» **REQUIRED WORK**
Copy the listing exactly. Omit nothing.

» **EXERCISE INPUTS**

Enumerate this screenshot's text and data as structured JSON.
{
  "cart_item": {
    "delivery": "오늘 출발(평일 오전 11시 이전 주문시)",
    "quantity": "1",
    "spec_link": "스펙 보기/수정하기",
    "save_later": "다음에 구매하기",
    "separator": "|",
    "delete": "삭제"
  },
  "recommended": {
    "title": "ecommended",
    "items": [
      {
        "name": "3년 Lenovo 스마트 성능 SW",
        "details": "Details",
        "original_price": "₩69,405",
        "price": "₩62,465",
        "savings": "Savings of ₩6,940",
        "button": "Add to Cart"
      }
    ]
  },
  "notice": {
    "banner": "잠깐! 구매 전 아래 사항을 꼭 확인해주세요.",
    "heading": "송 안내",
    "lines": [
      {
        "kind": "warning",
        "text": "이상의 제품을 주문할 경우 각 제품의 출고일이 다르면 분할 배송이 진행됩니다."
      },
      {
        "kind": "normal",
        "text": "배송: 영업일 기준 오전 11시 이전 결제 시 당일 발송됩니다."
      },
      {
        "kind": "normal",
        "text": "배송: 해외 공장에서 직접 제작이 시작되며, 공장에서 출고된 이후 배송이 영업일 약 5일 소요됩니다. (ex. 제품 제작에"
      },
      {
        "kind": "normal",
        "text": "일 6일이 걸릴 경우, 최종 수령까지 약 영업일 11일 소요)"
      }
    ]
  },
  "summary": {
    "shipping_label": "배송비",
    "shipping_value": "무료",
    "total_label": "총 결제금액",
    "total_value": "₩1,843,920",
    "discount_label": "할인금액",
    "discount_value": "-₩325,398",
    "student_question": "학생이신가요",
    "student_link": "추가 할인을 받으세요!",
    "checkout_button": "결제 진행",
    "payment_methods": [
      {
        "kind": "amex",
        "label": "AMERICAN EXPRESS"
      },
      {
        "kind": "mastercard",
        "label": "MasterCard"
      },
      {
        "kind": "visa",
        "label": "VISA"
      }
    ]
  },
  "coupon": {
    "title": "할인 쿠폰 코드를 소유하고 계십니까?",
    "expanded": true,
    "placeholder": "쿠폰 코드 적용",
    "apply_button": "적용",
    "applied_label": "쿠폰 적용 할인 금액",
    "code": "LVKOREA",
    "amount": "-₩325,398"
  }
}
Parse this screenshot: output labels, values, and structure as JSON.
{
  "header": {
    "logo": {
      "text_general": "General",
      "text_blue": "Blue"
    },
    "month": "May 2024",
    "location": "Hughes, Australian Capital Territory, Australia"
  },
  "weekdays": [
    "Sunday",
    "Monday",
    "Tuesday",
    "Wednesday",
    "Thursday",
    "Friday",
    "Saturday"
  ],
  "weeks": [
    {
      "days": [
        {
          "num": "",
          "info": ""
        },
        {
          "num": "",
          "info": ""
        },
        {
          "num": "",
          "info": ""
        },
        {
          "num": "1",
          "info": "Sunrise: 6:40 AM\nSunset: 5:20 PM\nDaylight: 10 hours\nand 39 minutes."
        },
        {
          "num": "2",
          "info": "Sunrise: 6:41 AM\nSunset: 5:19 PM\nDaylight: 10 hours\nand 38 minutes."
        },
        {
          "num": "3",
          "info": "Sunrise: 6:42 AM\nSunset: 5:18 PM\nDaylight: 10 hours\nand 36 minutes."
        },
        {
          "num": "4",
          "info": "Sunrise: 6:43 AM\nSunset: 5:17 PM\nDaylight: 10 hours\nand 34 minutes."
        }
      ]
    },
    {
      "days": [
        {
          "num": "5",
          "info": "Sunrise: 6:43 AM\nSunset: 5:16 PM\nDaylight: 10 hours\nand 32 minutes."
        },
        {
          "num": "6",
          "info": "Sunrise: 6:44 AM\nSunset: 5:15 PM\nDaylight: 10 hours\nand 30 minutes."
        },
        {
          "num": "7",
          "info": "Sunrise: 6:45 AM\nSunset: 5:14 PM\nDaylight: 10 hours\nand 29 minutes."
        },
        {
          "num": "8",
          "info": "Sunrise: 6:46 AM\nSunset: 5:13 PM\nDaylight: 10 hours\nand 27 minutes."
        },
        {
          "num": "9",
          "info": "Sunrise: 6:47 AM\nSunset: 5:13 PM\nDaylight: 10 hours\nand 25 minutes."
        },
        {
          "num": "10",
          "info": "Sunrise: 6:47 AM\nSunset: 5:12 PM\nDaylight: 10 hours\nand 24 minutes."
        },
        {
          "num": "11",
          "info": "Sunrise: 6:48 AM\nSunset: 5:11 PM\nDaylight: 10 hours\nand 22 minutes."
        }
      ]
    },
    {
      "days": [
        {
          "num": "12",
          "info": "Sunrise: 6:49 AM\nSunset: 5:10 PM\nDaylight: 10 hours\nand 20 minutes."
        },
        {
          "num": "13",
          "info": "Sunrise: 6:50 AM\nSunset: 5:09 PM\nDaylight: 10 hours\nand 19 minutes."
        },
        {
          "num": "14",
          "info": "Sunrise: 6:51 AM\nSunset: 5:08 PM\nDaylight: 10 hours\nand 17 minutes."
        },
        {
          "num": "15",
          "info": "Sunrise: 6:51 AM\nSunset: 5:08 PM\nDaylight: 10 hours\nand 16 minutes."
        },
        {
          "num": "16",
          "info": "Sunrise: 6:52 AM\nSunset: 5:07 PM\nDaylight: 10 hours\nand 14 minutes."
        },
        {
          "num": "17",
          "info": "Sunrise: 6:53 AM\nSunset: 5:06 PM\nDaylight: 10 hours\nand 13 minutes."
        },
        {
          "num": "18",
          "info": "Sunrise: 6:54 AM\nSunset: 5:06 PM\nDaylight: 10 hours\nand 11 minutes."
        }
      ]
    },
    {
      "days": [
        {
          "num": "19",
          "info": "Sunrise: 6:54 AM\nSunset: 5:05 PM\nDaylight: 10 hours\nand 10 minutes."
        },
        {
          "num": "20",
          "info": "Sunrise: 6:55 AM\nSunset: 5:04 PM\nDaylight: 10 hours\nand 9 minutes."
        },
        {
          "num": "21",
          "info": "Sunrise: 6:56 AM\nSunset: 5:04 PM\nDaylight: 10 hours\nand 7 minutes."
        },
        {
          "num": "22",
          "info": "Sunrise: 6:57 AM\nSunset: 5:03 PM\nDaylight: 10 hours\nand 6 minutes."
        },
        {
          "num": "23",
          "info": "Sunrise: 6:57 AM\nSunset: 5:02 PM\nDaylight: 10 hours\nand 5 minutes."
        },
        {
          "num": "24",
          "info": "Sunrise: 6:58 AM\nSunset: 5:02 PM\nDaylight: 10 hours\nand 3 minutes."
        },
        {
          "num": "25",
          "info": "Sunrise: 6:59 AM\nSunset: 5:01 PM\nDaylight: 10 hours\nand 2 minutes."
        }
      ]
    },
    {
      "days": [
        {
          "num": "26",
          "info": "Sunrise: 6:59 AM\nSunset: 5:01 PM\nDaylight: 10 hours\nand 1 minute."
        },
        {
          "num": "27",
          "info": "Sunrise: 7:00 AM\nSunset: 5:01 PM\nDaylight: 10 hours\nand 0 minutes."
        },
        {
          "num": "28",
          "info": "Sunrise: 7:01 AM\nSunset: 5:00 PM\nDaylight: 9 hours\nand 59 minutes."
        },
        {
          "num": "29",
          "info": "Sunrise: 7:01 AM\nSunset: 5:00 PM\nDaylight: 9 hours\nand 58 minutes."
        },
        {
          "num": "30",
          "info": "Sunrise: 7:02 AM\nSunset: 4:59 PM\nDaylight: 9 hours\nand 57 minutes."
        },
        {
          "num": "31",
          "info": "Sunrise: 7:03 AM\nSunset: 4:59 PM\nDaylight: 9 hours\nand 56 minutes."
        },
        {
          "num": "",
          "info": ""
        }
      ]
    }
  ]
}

» **REPLY**
Enumerate this screenshot's text and data as structured JSON.
{
  "cart_item": {
    "delivery": "오늘 출발(평일 오전 11시 이전 주문시)",
    "quantity": "1",
    "spec_link": "스펙 보기/수정하기",
    "save_later": "다음에 구매하기",
    "separator": "|",
    "delete": "삭제"
  },
  "recommended": {
    "title": "ecommended",
    "items": [
      {
        "name": "3년 Lenovo 스마트 성능 SW",
        "details": "Details",
        "original_price": "₩69,405",
        "price": "₩62,465",
        "savings": "Savings of ₩6,940",
        "button": "Add to Cart"
      }
    ]
  },
  "notice": {
    "banner": "잠깐! 구매 전 아래 사항을 꼭 확인해주세요.",
    "heading": "송 안내",
    "lines": [
      {
        "kind": "warning",
        "text": "이상의 제품을 주문할 경우 각 제품의 출고일이 다르면 분할 배송이 진행됩니다."
      },
      {
        "kind": "normal",
        "text": "배송: 영업일 기준 오전 11시 이전 결제 시 당일 발송됩니다."
      },
      {
        "kind": "normal",
        "text": "배송: 해외 공장에서 직접 제작이 시작되며, 공장에서 출고된 이후 배송이 영업일 약 5일 소요됩니다. (ex. 제품 제작에"
      },
      {
        "kind": "normal",
        "text": "일 6일이 걸릴 경우, 최종 수령까지 약 영업일 11일 소요)"
      }
    ]
  },
  "summary": {
    "shipping_label": "배송비",
    "shipping_value": "무료",
    "total_label": "총 결제금액",
    "total_value": "₩1,843,920",
    "discount_label": "할인금액",
    "discount_value": "-₩325,398",
    "student_question": "학생이신가요",
    "student_link": "추가 할인을 받으세요!",
    "checkout_button": "결제 진행",
    "payment_methods": [
      {
        "kind": "amex",
        "label": "AMERICAN EXPRESS"
      },
      {
        "kind": "mastercard",
        "label": "MasterCard"
      },
      {
        "kind": "visa",
        "label": "VISA"
      }
    ]
  },
  "coupon": {
    "title": "할인 쿠폰 코드를 소유하고 계십니까?",
    "expanded": true,
    "placeholder": "쿠폰 코드 적용",
    "apply_button": "적용",
    "applied_label": "쿠폰 적용 할인 금액",
    "code": "LVKOREA",
    "amount": "-₩325,398"
  }
}
Parse this screenshot: output labels, values, and structure as JSON.
{
  "header": {
    "logo": {
      "text_general": "General",
      "text_blue": "Blue"
    },
    "month": "May 2024",
    "location": "Hughes, Australian Capital Territory, Australia"
  },
  "weekdays": [
    "Sunday",
    "Monday",
    "Tuesday",
    "Wednesday",
    "Thursday",
    "Friday",
    "Saturday"
  ],
  "weeks": [
    {
      "days": [
        {
          "num": "",
          "info": ""
        },
        {
          "num": "",
          "info": ""
        },
        {
          "num": "",
          "info": ""
        },
        {
          "num": "1",
          "info": "Sunrise: 6:40 AM\nSunset: 5:20 PM\nDaylight: 10 hours\nand 39 minutes."
        },
        {
          "num": "2",
          "info": "Sunrise: 6:41 AM\nSunset: 5:19 PM\nDaylight: 10 hours\nand 38 minutes."
        },
        {
          "num": "3",
          "info": "Sunrise: 6:42 AM\nSunset: 5:18 PM\nDaylight: 10 hours\nand 36 minutes."
        },
        {
          "num": "4",
          "info": "Sunrise: 6:43 AM\nSunset: 5:17 PM\nDaylight: 10 hours\nand 34 minutes."
        }
      ]
    },
    {
      "days": [
        {
          "num": "5",
          "info": "Sunrise: 6:43 AM\nSunset: 5:16 PM\nDaylight: 10 hours\nand 32 minutes."
        },
        {
          "num": "6",
          "info": "Sunrise: 6:44 AM\nSunset: 5:15 PM\nDaylight: 10 hours\nand 30 minutes."
        },
        {
          "num": "7",
          "info": "Sunrise: 6:45 AM\nSunset: 5:14 PM\nDaylight: 10 hours\nand 29 minutes."
        },
        {
          "num": "8",
          "info": "Sunrise: 6:46 AM\nSunset: 5:13 PM\nDaylight: 10 hours\nand 27 minutes."
        },
        {
          "num": "9",
          "info": "Sunrise: 6:47 AM\nSunset: 5:13 PM\nDaylight: 10 hours\nand 25 minutes."
        },
        {
          "num": "10",
          "info": "Sunrise: 6:47 AM\nSunset: 5:12 PM\nDaylight: 10 hours\nand 24 minutes."
        },
        {
          "num": "11",
          "info": "Sunrise: 6:48 AM\nSunset: 5:11 PM\nDaylight: 10 hours\nand 22 minutes."
        }
      ]
    },
    {
      "days": [
        {
          "num": "12",
          "info": "Sunrise: 6:49 AM\nSunset: 5:10 PM\nDaylight: 10 hours\nand 20 minutes."
        },
        {
          "num": "13",
          "info": "Sunrise: 6:50 AM\nSunset: 5:09 PM\nDaylight: 10 hours\nand 19 minutes."
        },
        {
          "num": "14",
          "info": "Sunrise: 6:51 AM\nSunset: 5:08 PM\nDaylight: 10 hours\nand 17 minutes."
        },
        {
          "num": "15",
          "info": "Sunrise: 6:51 AM\nSunset: 5:08 PM\nDaylight: 10 hours\nand 16 minutes."
        },
        {
          "num": "16",
          "info": "Sunrise: 6:52 AM\nSunset: 5:07 PM\nDaylight: 10 hours\nand 14 minutes."
        },
        {
          "num": "17",
          "info": "Sunrise: 6:53 AM\nSunset: 5:06 PM\nDaylight: 10 hours\nand 13 minutes."
        },
        {
          "num": "18",
          "info": "Sunrise: 6:54 AM\nSunset: 5:06 PM\nDaylight: 10 hours\nand 11 minutes."
        }
      ]
    },
    {
      "days": [
        {
          "num": "19",
          "info": "Sunrise: 6:54 AM\nSunset: 5:05 PM\nDaylight: 10 hours\nand 10 minutes."
        },
        {
          "num": "20",
          "info": "Sunrise: 6:55 AM\nSunset: 5:04 PM\nDaylight: 10 hours\nand 9 minutes."
        },
        {
          "num": "21",
          "info": "Sunrise: 6:56 AM\nSunset: 5:04 PM\nDaylight: 10 hours\nand 7 minutes."
        },
        {
          "num": "22",
          "info": "Sunrise: 6:57 AM\nSunset: 5:03 PM\nDaylight: 10 hours\nand 6 minutes."
        },
        {
          "num": "23",
          "info": "Sunrise: 6:57 AM\nSunset: 5:02 PM\nDaylight: 10 hours\nand 5 minutes."
        },
        {
          "num": "24",
          "info": "Sunrise: 6:58 AM\nSunset: 5:02 PM\nDaylight: 10 hours\nand 3 minutes."
        },
        {
          "num": "25",
          "info": "Sunrise: 6:59 AM\nSunset: 5:01 PM\nDaylight: 10 hours\nand 2 minutes."
        }
      ]
    },
    {
      "days": [
        {
          "num": "26",
          "info": "Sunrise: 6:59 AM\nSunset: 5:01 PM\nDaylight: 10 hours\nand 1 minute."
        },
        {
          "num": "27",
          "info": "Sunrise: 7:00 AM\nSunset: 5:01 PM\nDaylight: 10 hours\nand 0 minutes."
        },
        {
          "num": "28",
          "info": "Sunrise: 7:01 AM\nSunset: 5:00 PM\nDaylight: 9 hours\nand 59 minutes."
        },
        {
          "num": "29",
          "info": "Sunrise: 7:01 AM\nSunset: 5:00 PM\nDaylight: 9 hours\nand 58 minutes."
        },
        {
          "num": "30",
          "info": "Sunrise: 7:02 AM\nSunset: 4:59 PM\nDaylight: 9 hours\nand 57 minutes."
        },
        {
          "num": "31",
          "info": "Sunrise: 7:03 AM\nSunset: 4:59 PM\nDaylight: 9 hours\nand 56 minutes."
        },
        {
          "num": "",
          "info": ""
        }
      ]
    }
  ]
}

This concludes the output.